Advising Yam is Rich Flaherty, president and CEO of Cove Risk Services. “Fundraising is the most critical component to sustaining Soccer Without Borders,” says Yam. “Rich has been a huge help with great ideas for donors and fundraising events, and even discussions about building a dormitory. He really believes in the program and has helped me to put the idea into action.”
Looking a decade down the road—and across the Atlantic Ocean—Yam sees SWB Fort Portal as self-sustainable and operating as a solely community-led program. But wherever she is and whatever she’s doing by then, she hopes she’ll still be working with girls abroad, playing soccer, and teaching kids.
The other finalists:
Magdalene Andreoni ’13, a studio arts major, aims to establish “the only specialtycookie mobile shop in Chicago,” an enterprise she calls The Cookie Jar. Using gluten-free, nut-free, and vegan recipes she has developed from scratch for such flavors as chocolate chip, “oatmeal monster,” peanut butter chocolate chunk, and ginger snap, she’s targeting the Loop, where foot traffic is highest. Advising Andreoni is Mary Vail ’80, president and chief designer, Joyelles Jewelers.
Seth Berger ’14 aims to grow East Coast Lacrosse, the single-member LLC he established in 2010, into a leader in custom athletic apparel. Advising Berger is Jim Rossi ’82, managing partner of the Saratoga Polo Association and chief marketing officer for the United States Polo Association.
Alexander Nassief ’16 and Brianna Barros ’16, having established Rum Dogs Inc., aim to implement a proprietary method for aging rum in barrels submerged in the Caribbean Sea and produce a premium brand, called Black Cap Rum, for the Dominican market. “The product line will serve as a symbol of Dominican ingenuity whilst adhering to local values of eco-friendliness,” they say.
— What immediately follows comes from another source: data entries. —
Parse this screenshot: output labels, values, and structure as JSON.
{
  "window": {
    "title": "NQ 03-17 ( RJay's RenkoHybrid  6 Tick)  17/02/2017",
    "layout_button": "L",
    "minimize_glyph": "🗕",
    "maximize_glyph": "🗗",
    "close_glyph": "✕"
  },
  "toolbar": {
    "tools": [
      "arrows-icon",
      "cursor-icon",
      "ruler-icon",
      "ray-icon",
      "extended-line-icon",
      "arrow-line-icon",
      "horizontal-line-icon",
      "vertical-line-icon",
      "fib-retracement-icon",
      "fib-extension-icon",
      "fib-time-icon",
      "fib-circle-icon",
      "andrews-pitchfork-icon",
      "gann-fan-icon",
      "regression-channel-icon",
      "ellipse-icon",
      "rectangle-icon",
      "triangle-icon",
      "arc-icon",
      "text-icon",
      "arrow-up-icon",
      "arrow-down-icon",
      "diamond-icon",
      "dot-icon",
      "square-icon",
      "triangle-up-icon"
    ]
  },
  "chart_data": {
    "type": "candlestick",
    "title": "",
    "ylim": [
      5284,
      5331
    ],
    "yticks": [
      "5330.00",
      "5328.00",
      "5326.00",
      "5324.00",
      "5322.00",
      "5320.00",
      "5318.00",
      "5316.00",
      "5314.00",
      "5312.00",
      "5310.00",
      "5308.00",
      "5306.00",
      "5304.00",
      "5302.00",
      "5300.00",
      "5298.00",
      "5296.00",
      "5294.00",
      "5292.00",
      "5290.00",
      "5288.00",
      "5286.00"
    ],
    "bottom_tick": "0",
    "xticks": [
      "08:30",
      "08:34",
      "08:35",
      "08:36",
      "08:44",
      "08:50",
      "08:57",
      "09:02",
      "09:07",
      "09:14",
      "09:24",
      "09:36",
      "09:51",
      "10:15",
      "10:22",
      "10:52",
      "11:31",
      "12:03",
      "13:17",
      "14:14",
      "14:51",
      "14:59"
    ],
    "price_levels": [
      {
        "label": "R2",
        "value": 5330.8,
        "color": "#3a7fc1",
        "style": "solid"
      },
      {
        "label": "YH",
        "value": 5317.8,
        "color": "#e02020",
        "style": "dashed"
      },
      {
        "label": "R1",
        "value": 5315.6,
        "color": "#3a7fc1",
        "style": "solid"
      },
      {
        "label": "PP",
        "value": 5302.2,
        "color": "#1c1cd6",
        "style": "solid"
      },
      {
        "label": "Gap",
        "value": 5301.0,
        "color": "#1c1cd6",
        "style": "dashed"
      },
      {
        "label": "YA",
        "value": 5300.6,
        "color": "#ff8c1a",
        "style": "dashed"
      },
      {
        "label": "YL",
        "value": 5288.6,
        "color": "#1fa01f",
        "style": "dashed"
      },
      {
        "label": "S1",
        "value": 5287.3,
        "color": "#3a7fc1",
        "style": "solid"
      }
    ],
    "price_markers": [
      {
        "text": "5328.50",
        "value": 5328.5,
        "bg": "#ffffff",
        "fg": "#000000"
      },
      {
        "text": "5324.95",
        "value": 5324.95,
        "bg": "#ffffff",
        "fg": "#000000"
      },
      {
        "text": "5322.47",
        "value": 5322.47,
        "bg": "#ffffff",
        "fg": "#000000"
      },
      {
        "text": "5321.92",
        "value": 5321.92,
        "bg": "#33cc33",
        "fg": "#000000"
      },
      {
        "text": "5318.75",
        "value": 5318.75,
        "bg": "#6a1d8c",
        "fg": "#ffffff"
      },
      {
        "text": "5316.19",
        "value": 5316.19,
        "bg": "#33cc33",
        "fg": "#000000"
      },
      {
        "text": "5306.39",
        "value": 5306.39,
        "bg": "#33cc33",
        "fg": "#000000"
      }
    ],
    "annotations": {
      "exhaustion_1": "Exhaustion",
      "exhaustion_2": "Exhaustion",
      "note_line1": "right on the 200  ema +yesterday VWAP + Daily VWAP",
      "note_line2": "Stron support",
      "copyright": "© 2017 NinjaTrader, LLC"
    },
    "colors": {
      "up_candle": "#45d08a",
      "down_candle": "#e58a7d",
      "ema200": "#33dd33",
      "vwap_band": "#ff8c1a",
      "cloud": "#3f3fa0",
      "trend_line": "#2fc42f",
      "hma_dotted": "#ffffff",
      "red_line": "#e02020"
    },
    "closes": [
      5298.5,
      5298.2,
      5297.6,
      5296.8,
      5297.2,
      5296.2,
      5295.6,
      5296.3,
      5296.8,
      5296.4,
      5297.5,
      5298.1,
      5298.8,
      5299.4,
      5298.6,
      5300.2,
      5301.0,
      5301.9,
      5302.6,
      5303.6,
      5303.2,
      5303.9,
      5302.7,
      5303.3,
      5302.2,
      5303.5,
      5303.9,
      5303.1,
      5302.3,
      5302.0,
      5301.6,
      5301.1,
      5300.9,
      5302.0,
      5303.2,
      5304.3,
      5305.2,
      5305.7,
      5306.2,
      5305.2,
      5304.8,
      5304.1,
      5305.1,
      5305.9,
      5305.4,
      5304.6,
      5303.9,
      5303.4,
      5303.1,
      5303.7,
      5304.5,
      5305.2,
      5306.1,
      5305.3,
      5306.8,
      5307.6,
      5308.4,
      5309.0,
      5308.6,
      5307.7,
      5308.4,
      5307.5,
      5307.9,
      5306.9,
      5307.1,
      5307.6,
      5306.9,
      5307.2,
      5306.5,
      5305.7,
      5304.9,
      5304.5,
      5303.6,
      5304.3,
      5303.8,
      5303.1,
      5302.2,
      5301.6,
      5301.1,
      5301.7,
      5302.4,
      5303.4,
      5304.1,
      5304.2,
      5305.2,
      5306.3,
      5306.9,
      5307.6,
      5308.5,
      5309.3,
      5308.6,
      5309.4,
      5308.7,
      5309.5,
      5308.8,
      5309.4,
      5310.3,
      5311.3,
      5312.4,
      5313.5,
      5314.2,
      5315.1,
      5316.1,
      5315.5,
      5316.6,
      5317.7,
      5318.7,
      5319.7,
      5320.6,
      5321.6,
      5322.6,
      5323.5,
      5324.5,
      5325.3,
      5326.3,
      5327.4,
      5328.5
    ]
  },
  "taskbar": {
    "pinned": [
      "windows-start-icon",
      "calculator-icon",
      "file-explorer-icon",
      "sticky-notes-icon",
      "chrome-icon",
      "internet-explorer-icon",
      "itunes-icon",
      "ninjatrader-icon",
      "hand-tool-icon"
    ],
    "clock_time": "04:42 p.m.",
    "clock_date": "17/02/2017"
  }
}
Advising them is Catherine Hill, F. William Harder Professor of Business Administration at Skidmore.
Samuel Schultz ’13, who spent a year in Beijing, hopes to provide residential summer-camp placement services in the U.S. for English-speaking Chinese nationals through his Summer Destinations Company. Advising Schulz is Nancy Wekselbaum ’73, president of the Gracious Gourmet.
Jasmyn Elise Story ’15 is an anthropology major launching a new Atlanta-based LLC, Forcast. It aims to change the way casting agents hire extras through a new smartphone app that enables casting agents to quickly and easily browse profiles created by a large pool of non-union actors. The app will be developed by Justin Colvin ’14, a computer science major who will share in the partnership. Advising Story is Jody Klein ’85, president of ABKCO Records and a Skidmore parent.